Jerusalem, for its part, doesn’t have the strength or the will, to contend with another crisis. Otherwise, it could mount an energetic public diplomacy campaign denouncing the rearming of Hizballah and UNIFIL’s turning a blind eye to the build-up of weaponry south of the Litani River, in blatant violation of Security Council Resolution 1701. The bitter truth, which Israel chooses not to dwell on, is that the three Lebanese Army brigades deployed in the south, like the UNIFIL force, have unwritten coexistence understandings with Hizballah, and have become a protective envelope for it.

In the Palestinian Authority, Hamas’s Ismail Haniyeh has declared that he is willing to concede the prime ministership. Likewise, all the senior figures of Hamas have agreed to forgo a seat in a “government of national unity.” On the surface, the Palestinian situation is the opposite of that in Lebanon: Ostensibly, the militant Islamists are giving up exclusive control of the government, and the secular moderates—President Mahmud Abbas (Abu Mazen) and his Fatah faction—are making a comeback. If only it were so!

What we are really facing is a strategem that some European countries—and more than a few Israelis—will convince themselves to buy. Put crudely, the idea is this: Hamas will no longer bear the formal responsibility for government, in the hope that stepping back will constitute the necessary lever for the restoration of financial aid from the West and the transfer of PA funds currently frozen in Israel. The new government will put on an “honest” face, by virtue of the appointment of ministers who have not been involved in terror, some of whom are even considered friends of the United States. At the same time, though, the decision-making authority for important political-diplomatic issues will be removed from the government and transferred into the hands of another body, such as the Forum of Palestinian Movement Heads or the PLO, once Hamas has joined this umbrella organization and effectively taken it over. Abu Mazen will have the right to negotiate with Prime Minister Olmert, but Hamas will rule out any recognition of, or peace with, Israel.
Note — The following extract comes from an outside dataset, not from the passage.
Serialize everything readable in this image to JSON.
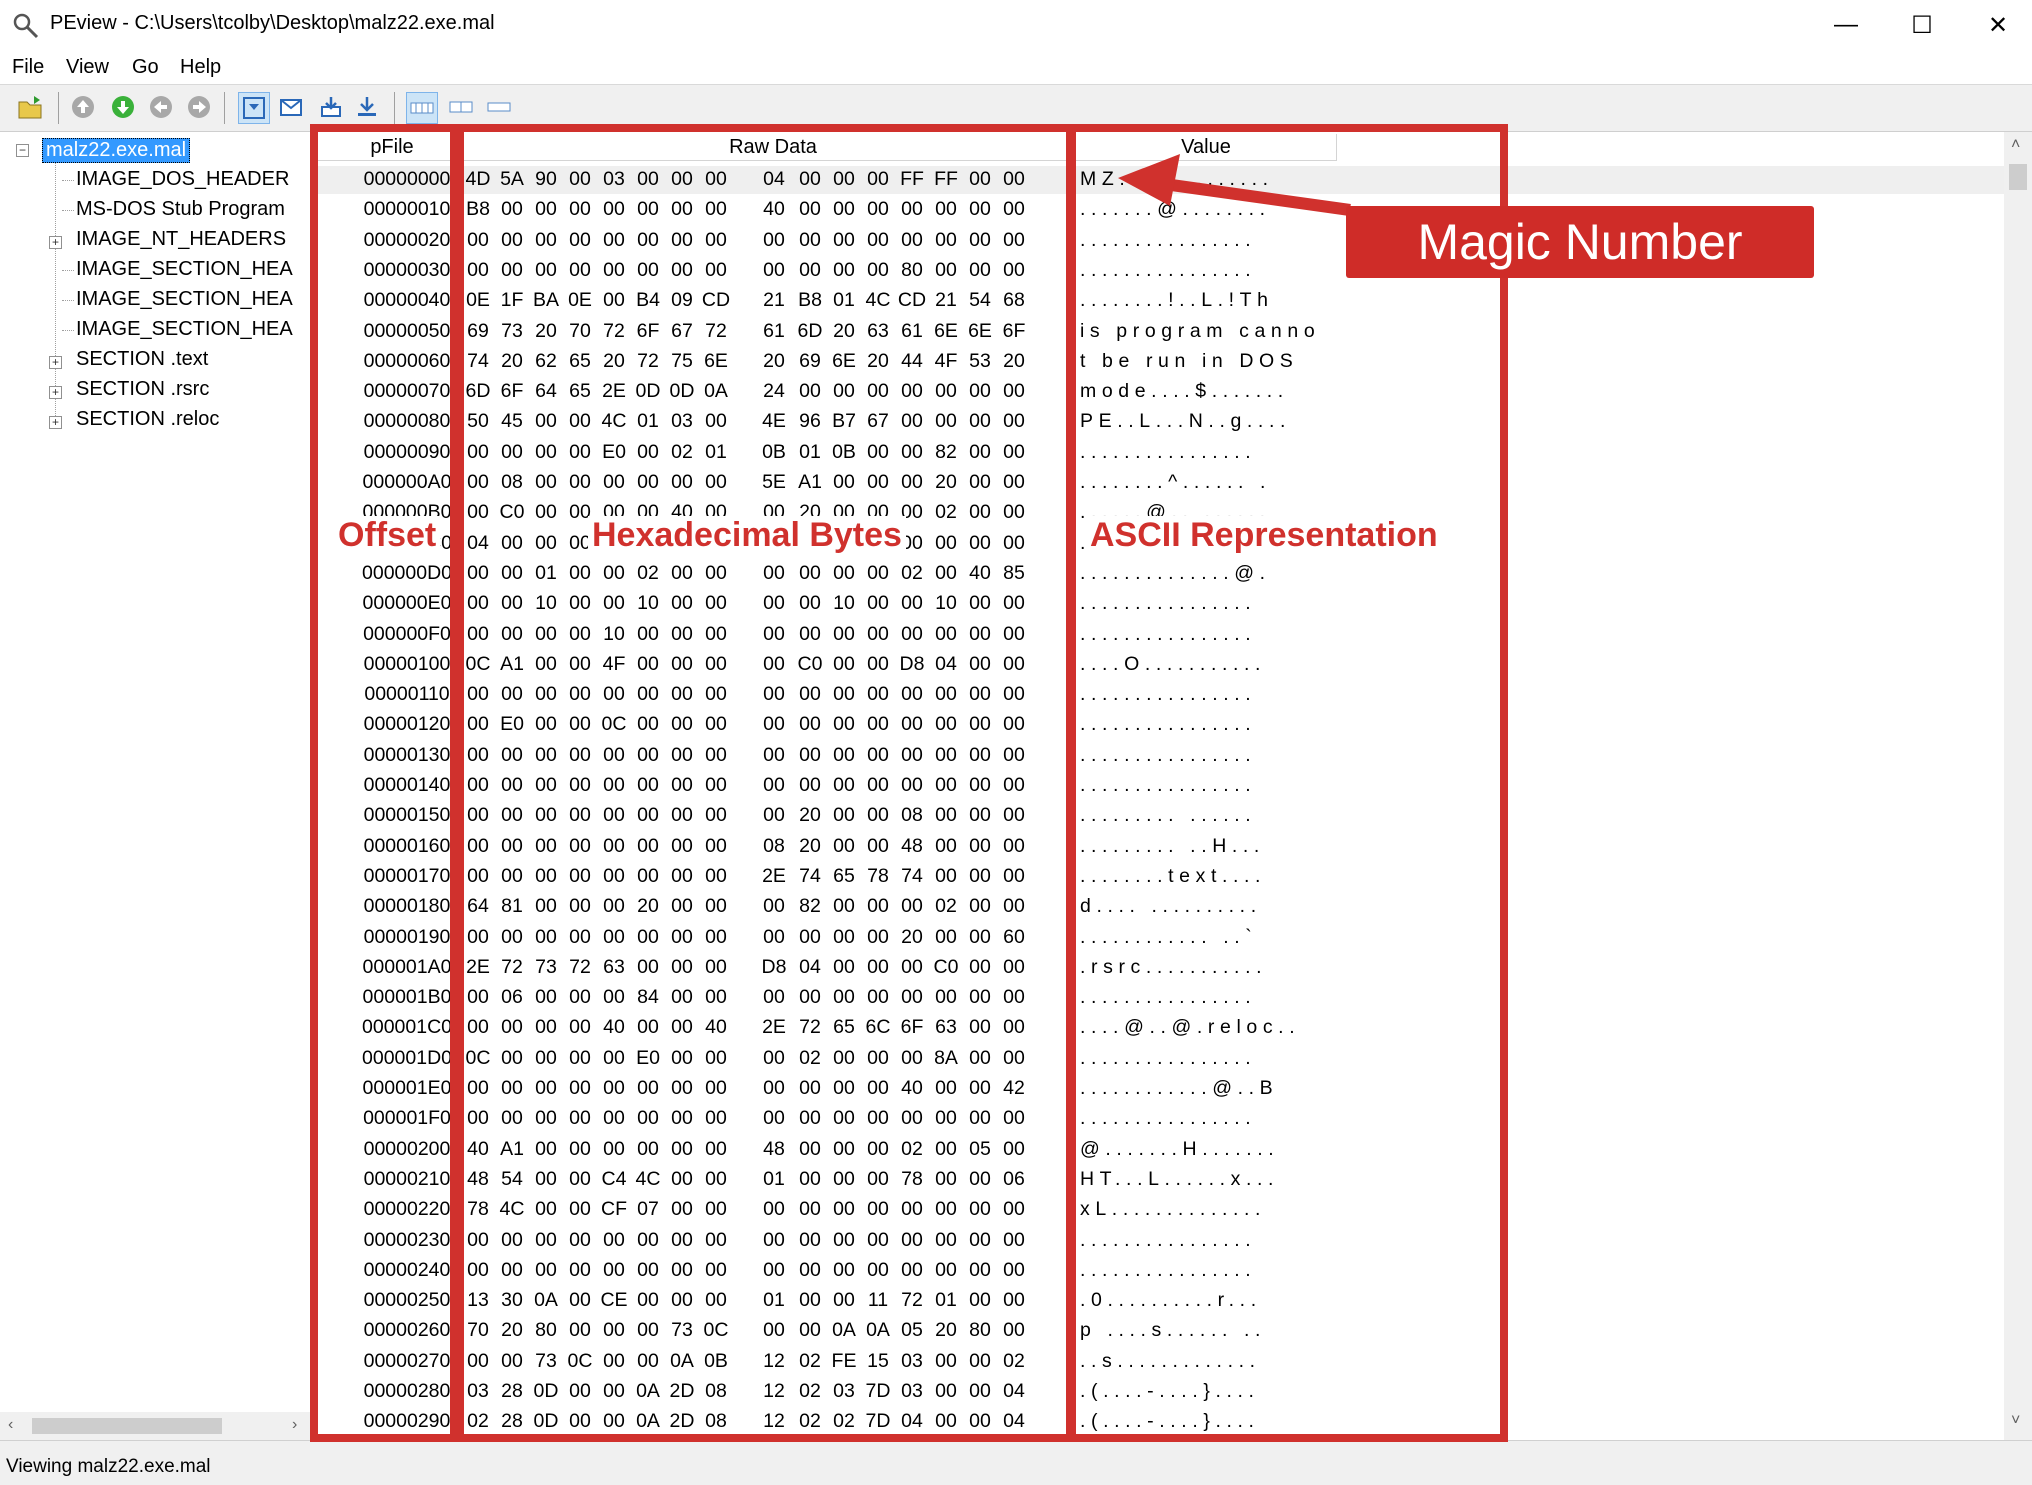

The Palestinians will offer a cease-fire, including stopping the firing of Qassam rockets across the Gaza border. And Hamas will soften its conditions for a deal to release the captured soldier Gilad Shalit. Israel will be expected to guarantee calm to Hamas in Fatah clothing; to talk to Abu Mazen while Hamas’s Khaled Mashal has him by the throat; and to release funds to a government that Hamas controls by means of its parliamentary majority and its popular support—in short, to approve Hamas ruling through Abu Mazen, and to abide by a time-out that will give Hamas the opportunity to consolidate its military control and expand it from the Gaza Strip to the West Bank. A hudna, or cease-fire, will only create much worse conditions two or three years down the road.

Here too, the Israeli government is being passive, with Olmert promising that “quiet will beget quiet.” Any proposal to finally carry out in Gaza an action like Operation Defensive Shield, the massive offensive undertaken by Israel in the West Bank in 2002, is met with absolute rejection by the so-called “defense minister,” Amir Peretz. Sometimes it seems that Israel’s response to the salvos of Qassams at his home town of Sderot is to sit and wait for a Palestinian offer of a cease-fire.

Passivity comes with a price. The risks will only grow in the absence of mechanisms for dealing with them. Neglect of the Lebanon and Gaza fronts will lead to the creation of another more complicated, more threatening one—the West Bank. The re-militarization of the West Bank is the highest goal of the doctrine of muqawama (unremitting combat, or resistance). Only a blind fool would allow things to reach that point.